The MA requires 24 credit hours (8 courses) at the 6000 and 7000 levels, plus a thesis.
According to their specialization, students will fall into one of the following two tracks: ancient and early modern studies (track I), or modern and contemporary studies (track II). Distribution requirements call for students in both tracks to take one class in each of the following three areas: 1) Classical, Byzantine, Medieval, Pre-Columbian; 2) Renaissance, Baroque, Colonial Latin American; 3) American; Modern Europe, US, Caribbean, and Latin America. Students in each track are also expected to take three classes with the regular faculty teaching in the area that most closely relates to their own research, and who will most likely be in their theses committees.

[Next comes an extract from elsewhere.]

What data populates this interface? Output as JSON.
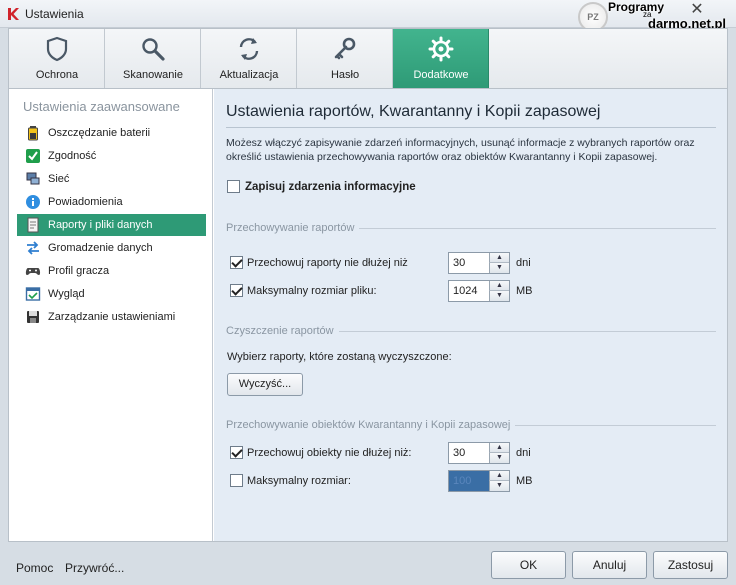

600-level courses are seminars taken by juniors and seniors as well as graduate students. The 700-level courses are for graduate students only and are sometimes taught in tandem with 300-level courses for undergraduates. Recent courses have included: Medieval Manuscripts; Giotto and the Art of the Narrative; Leonardo’s World; Renaissance Empires of Exchange; Early Modern Copies; Jesuits and the Globe; Race and National Mythologies in American Art and Visual Culture; Interracial Themes in Western Art from the Queen of Sheba to Barack Obama; Scandals of Modern Art; Paris: Capital of the Nineteenth Century; Reading Abstract Expressionism; Art and the AIDS Crisis; Mexican Manuscript Painting; Images and Meaning; Global Surrealisms; Art History: Theory and Methods. With the permission of their graduate advisor, students may take two courses outside the art history program.